Task statement: Search the records below for the word "heading". Pull out each line that has it.

Records contained in a dataset:
--------------------------------------------------

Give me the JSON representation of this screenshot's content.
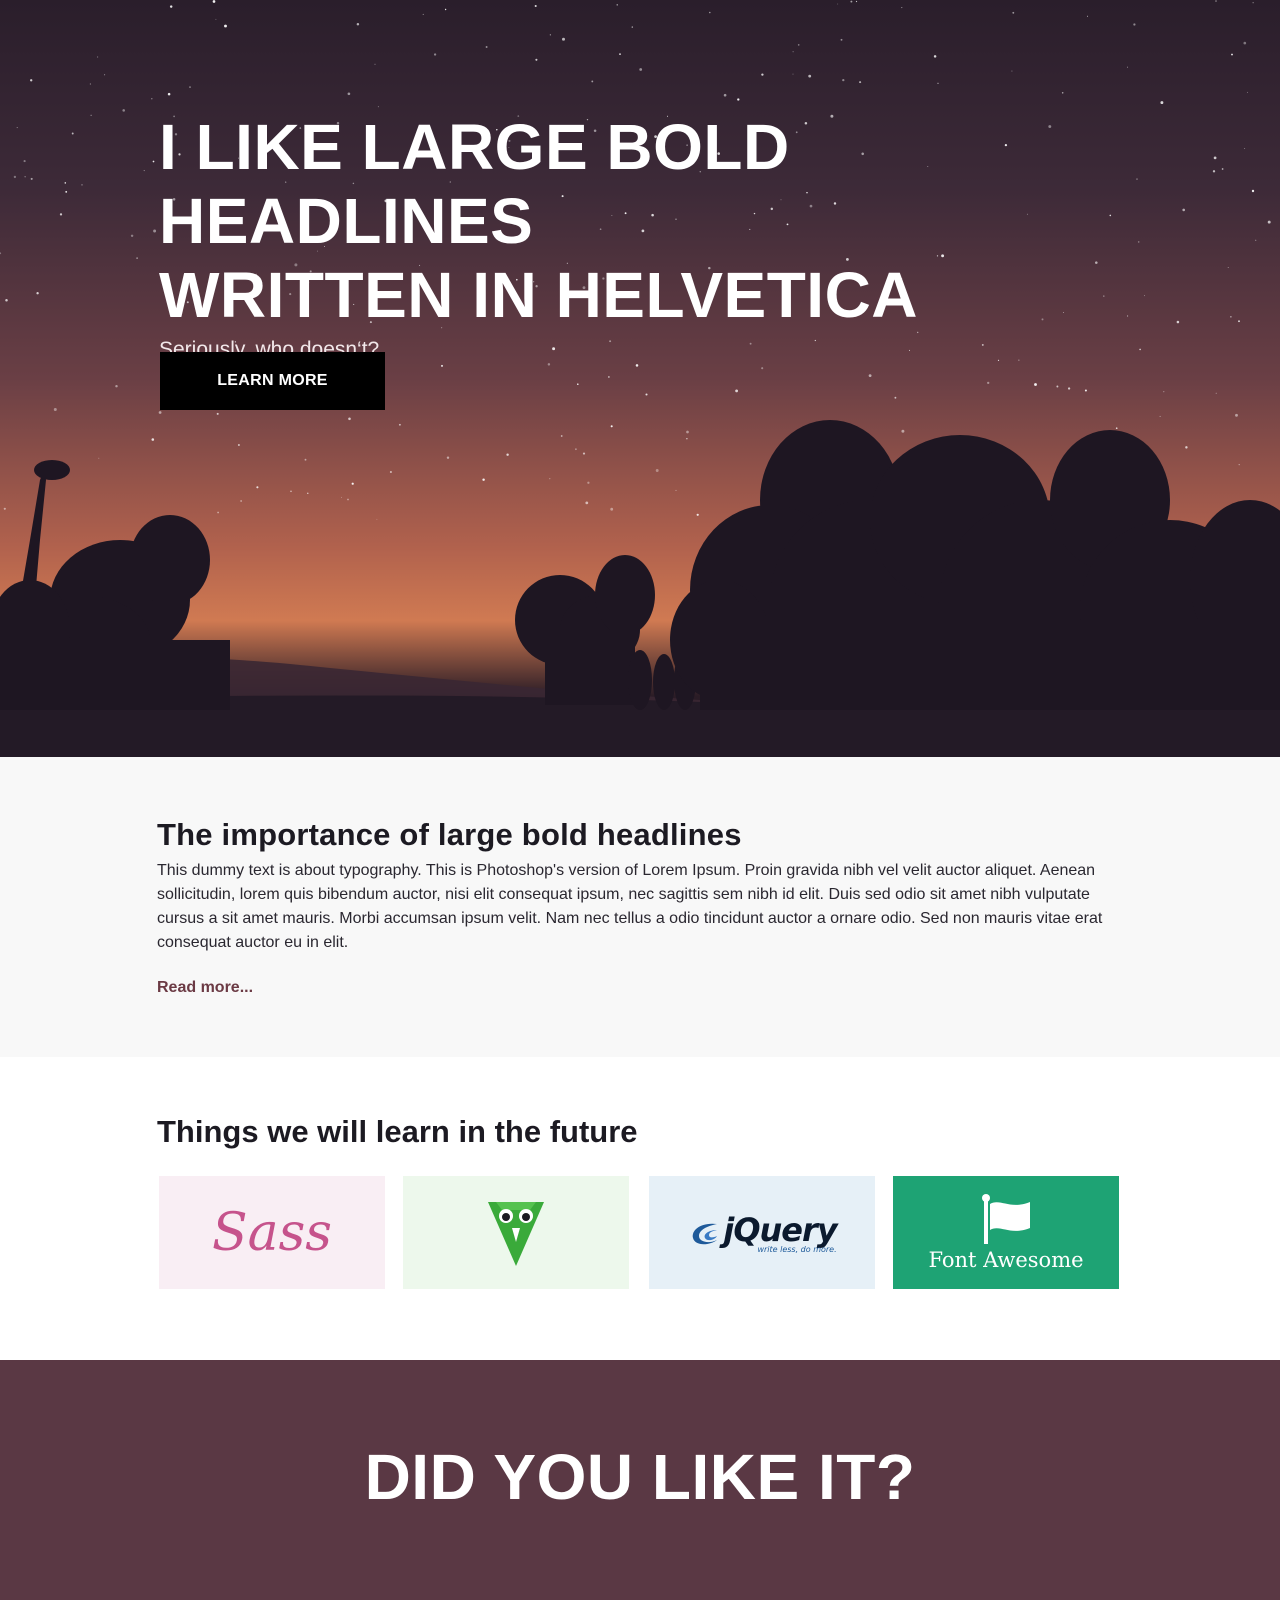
{
  "hero": {
    "title_line1": "I LIKE LARGE BOLD HEADLINES",
    "title_line2": "WRITTEN IN HELVETICA",
    "subtitle": "Seriously, who doesn‘t?",
    "button_label": "LEARN MORE"
  },
  "article": {
    "heading": "The importance of large bold headlines",
    "body": "This dummy text is about typography. This is Photoshop's version  of Lorem Ipsum. Proin gravida nibh vel velit auctor aliquet. Aenean sollicitudin, lorem quis bibendum auctor, nisi elit consequat ipsum, nec sagittis sem nibh id elit. Duis sed odio sit amet nibh vulputate cursus a sit amet mauris. Morbi accumsan ipsum velit. Nam nec tellus a odio tincidunt auctor a ornare odio. Sed non  mauris vitae erat consequat auctor eu in elit.",
    "read_more": "Read more..."
  },
  "future": {
    "heading": "Things we will learn in the future",
    "tiles": [
      {
        "name": "sass",
        "label": "Sass",
        "bg": "#f9eef4",
        "icon": "sass-logo"
      },
      {
        "name": "bourbon",
        "label": "",
        "bg": "#edf8ec",
        "icon": "bourbon-owl-logo"
      },
      {
        "name": "jquery",
        "label": "jQuery",
        "tagline": "write less, do more.",
        "bg": "#e6f0f7",
        "icon": "jquery-logo"
      },
      {
        "name": "font-awesome",
        "label": "Font Awesome",
        "bg": "#1ea374",
        "icon": "flag-icon"
      }
    ]
  },
  "cta": {
    "heading": "DID YOU LIKE IT?",
    "bg": "#5a3844"
  }
}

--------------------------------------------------

Task solution:
    "heading": "The importance of large bold headlines",
    "heading": "Things we will learn in the future",
    "heading": "DID YOU LIKE IT?",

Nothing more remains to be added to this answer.